§ LISTED RECORDS:
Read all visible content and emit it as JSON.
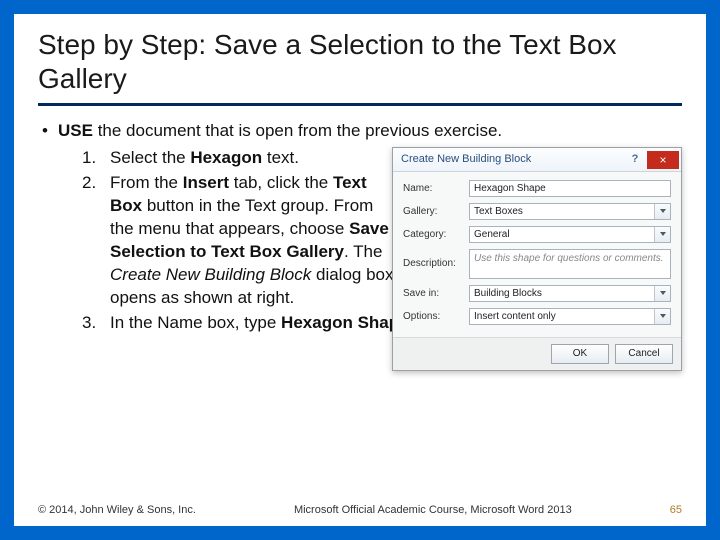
{
  "title": "Step by Step: Save a Selection to the Text Box Gallery",
  "lead_pre": "USE",
  "lead_post": " the document that is open from the previous exercise.",
  "step1_pre": "Select the ",
  "step1_b": "Hexagon",
  "step1_post": " text.",
  "step2_a": "From the ",
  "step2_b1": "Insert",
  "step2_c": " tab, click the ",
  "step2_b2": "Text Box",
  "step2_d": " button in the Text group. From the menu that appears, choose ",
  "step2_b3": "Save Selection to Text Box Gallery",
  "step2_e": ". The ",
  "step2_i": "Create New Building Block",
  "step2_f": " dialog box opens as shown at right.",
  "step3_a": "In the Name box, type ",
  "step3_b": "Hexagon Shape",
  "step3_c": ".",
  "dialog": {
    "title": "Create New Building Block",
    "help": "?",
    "close": "×",
    "labels": {
      "name": "Name:",
      "gallery": "Gallery:",
      "category": "Category:",
      "description": "Description:",
      "savein": "Save in:",
      "options": "Options:"
    },
    "values": {
      "name": "Hexagon Shape",
      "gallery": "Text Boxes",
      "category": "General",
      "description": "Use this shape for questions or comments.",
      "savein": "Building Blocks",
      "options": "Insert content only"
    },
    "ok": "OK",
    "cancel": "Cancel"
  },
  "footer": {
    "left": "© 2014, John Wiley & Sons, Inc.",
    "center": "Microsoft Official Academic Course, Microsoft Word 2013",
    "page": "65"
  }
}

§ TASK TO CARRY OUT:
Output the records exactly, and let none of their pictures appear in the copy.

§ EXERCISE RESULT:
Read all visible content and emit it as JSON.
{
  "title": "Step by Step: Save a Selection to the Text Box Gallery",
  "lead_pre": "USE",
  "lead_post": " the document that is open from the previous exercise.",
  "step1_pre": "Select the ",
  "step1_b": "Hexagon",
  "step1_post": " text.",
  "step2_a": "From the ",
  "step2_b1": "Insert",
  "step2_c": " tab, click the ",
  "step2_b2": "Text Box",
  "step2_d": " button in the Text group. From the menu that appears, choose ",
  "step2_b3": "Save Selection to Text Box Gallery",
  "step2_e": ". The ",
  "step2_i": "Create New Building Block",
  "step2_f": " dialog box opens as shown at right.",
  "step3_a": "In the Name box, type ",
  "step3_b": "Hexagon Shape",
  "step3_c": ".",
  "dialog": {
    "title": "Create New Building Block",
    "help": "?",
    "close": "×",
    "labels": {
      "name": "Name:",
      "gallery": "Gallery:",
      "category": "Category:",
      "description": "Description:",
      "savein": "Save in:",
      "options": "Options:"
    },
    "values": {
      "name": "Hexagon Shape",
      "gallery": "Text Boxes",
      "category": "General",
      "description": "Use this shape for questions or comments.",
      "savein": "Building Blocks",
      "options": "Insert content only"
    },
    "ok": "OK",
    "cancel": "Cancel"
  },
  "footer": {
    "left": "© 2014, John Wiley & Sons, Inc.",
    "center": "Microsoft Official Academic Course, Microsoft Word 2013",
    "page": "65"
  }
}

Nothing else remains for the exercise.